Links Hall and Asian Improv aRts are co-commissioning a collaborative performance by world renowned Jazz musician Tatsu Aoki, and accomplished shadow puppet artist/Manual Cinema company member Myra Su. This work will be developed in community with the artists participating in our Emerging POC (puppeteers of color) Program and it will premier during the January 2019 Chicago International Puppet Theater Festival.
Paul S. Flores – San Francisco, CA – We Have Iré
Commissioners: Pregones Theater/Puerto Rican Traveling Theater, Bronx, NY; Miami Light Project, Miami, FL; GALA Hispanic Theatre, Washington, DC; MECA, Houston, TX; MACLA/Movimiento de Arte y Cultura Latino Americana, San Jose, CA; Yerba Buena Center for the Arts, San Francisco, CA
A new multidisciplinary theater work by award-winning poet, performance artist and playwright Paul S. Flores, We Have Iré explores the lives of Afro-Cuban and Cuban-American transnational artists living in the United States, and their influence on and experience with American culture. Directed by Rosalba Rolón of Pregones Theater, with live music composition by Yosvany Terry and Dj Leydis, and choreography by Ramon Ramos Alayo, We Have Iré also looks at the challenges of being an immigrant artist and the triumph of establishing one’s voice in a new country.

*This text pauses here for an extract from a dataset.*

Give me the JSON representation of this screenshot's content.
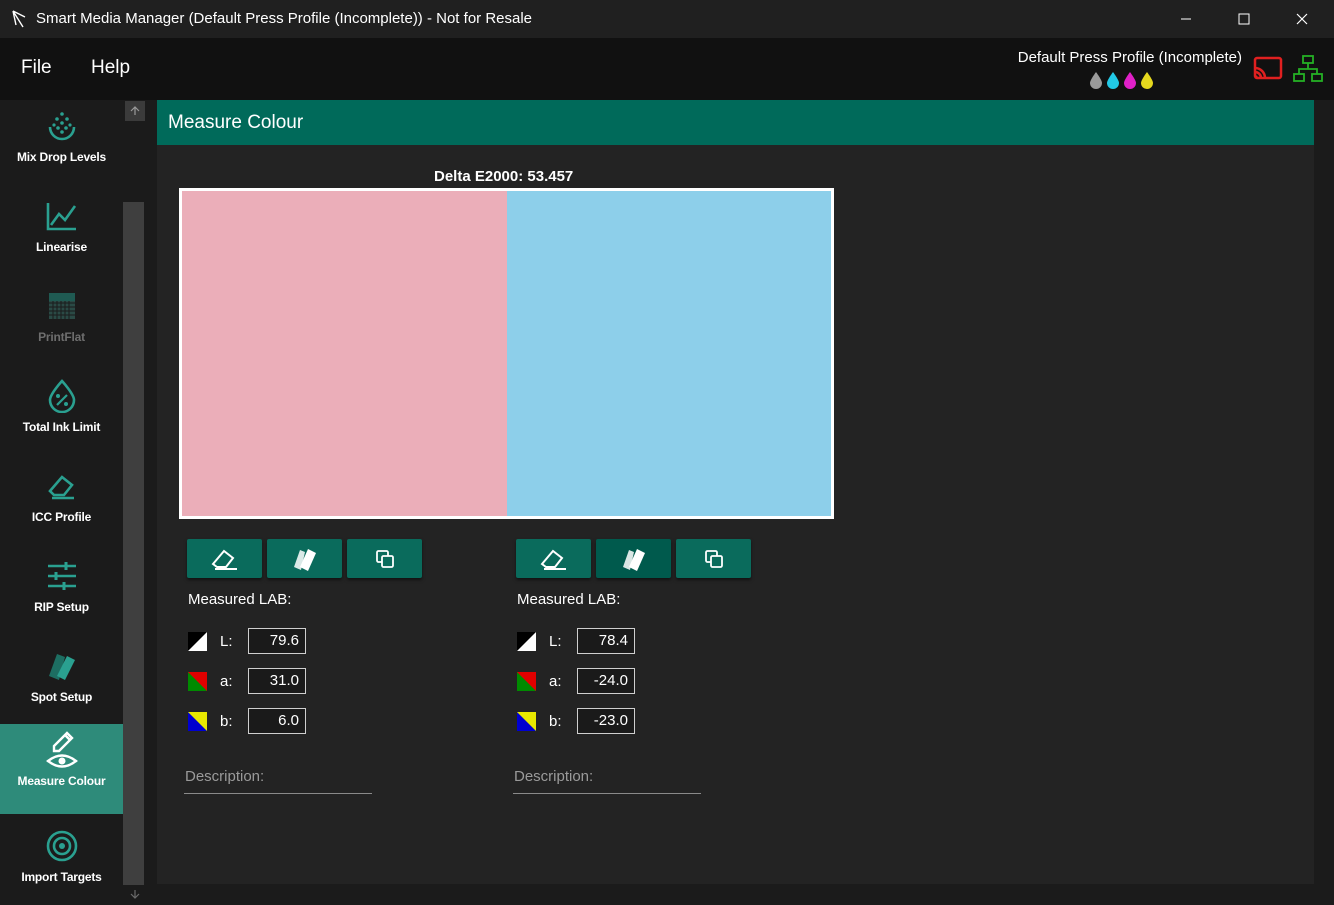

VESSELS is a seven-woman harmonic meditation on the transcendental possibilities of song during the Middle Passage. Experienced within an interactive and acoustically rich sculptural environment that invokes those infamous ships, this interdisciplinary ritual performance explores singing as a survival tool and asks, “What does freedom sound like in a space of confinement?” VESSELS will premier in 2018 on a floating barge in New Orleans and then tour to East Coast port cities that were active during the Transatlantic Slave Trade.
Roberta Uno and Dahlak Brathwaite – San Francisco, CA – Try/Step/Trip
Commissioners: Youth Speaks, Inc., San Francisco, CA; Museum of Contemporary Art Chicago, Chicago, IL; Miami Light Project, Miami, FL; Center for New Performance, CALARTS, Valencia, CA; Intersection for the Arts, San Francisco, CA
Try/Step/Trip is a dramatic reenactment of a profound journey through the criminal justice system. Through spoken word, live music, dance and character monologues, the devised work will chronicle the process of the playwright’s own criminalization along with his struggle to be vindicated in the eyes of the law and society. The piece works through the personal shame of criminal stigmatization to examine the factors – both internal and external – that has misplaced him and the black male body in what appears as a cultural rite of passage.
Rosy Simas – Minneapolis, MN – Weave
Commissioners: Dance Place, Washington, DC; Maui Arts & Cultural Center, Kahului, HI; Alabama Dance Council, Birmingham, AL PA’I Arts & Culture Center, Honolulu, HI
Native choreographer Rosy Simas (Seneca) creates Weave, a dance project drawn from the interwoven and interdependent nature of our world. In Weave, individual and embodied stories are the vibrant threads that mesh in a performance woven of story, dance, moving image, and quadrophonic sound.
The Constant State of Otherness is a multi-layered performance and community engagement project exploring the isolation and displacement that comes from not having an easy sense of home. This project focuses on the conversational, narrative, and collaborative art of Taiko drumming to create artistic and social dialogs that will question, challenge and upheave the mainstream narrative of identity and belonging, especially within this current American landscape.